WHAT IS REQUIRED - Go through the data and report how many lines include the word "text", giving only the number.
---------- RECORD SET
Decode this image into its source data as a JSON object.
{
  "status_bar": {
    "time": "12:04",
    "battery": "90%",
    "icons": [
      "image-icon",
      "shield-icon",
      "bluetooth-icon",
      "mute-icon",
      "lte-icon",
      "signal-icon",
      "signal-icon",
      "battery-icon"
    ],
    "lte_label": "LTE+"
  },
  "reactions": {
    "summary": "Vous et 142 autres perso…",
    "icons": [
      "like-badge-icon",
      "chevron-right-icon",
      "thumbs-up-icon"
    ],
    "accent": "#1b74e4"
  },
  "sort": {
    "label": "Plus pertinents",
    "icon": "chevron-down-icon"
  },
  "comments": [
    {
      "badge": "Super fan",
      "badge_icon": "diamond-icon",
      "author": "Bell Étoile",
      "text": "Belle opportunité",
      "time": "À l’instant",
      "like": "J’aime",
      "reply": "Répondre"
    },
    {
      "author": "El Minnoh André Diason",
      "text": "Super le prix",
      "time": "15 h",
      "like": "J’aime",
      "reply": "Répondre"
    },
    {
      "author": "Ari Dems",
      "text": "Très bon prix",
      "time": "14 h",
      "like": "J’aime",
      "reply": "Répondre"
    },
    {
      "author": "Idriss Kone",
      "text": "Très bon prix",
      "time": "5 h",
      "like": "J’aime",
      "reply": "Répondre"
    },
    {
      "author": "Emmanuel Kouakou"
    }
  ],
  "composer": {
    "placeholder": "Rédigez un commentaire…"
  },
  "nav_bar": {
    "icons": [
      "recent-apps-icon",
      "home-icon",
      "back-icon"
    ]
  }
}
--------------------
PROBLEM SOLUTION - 4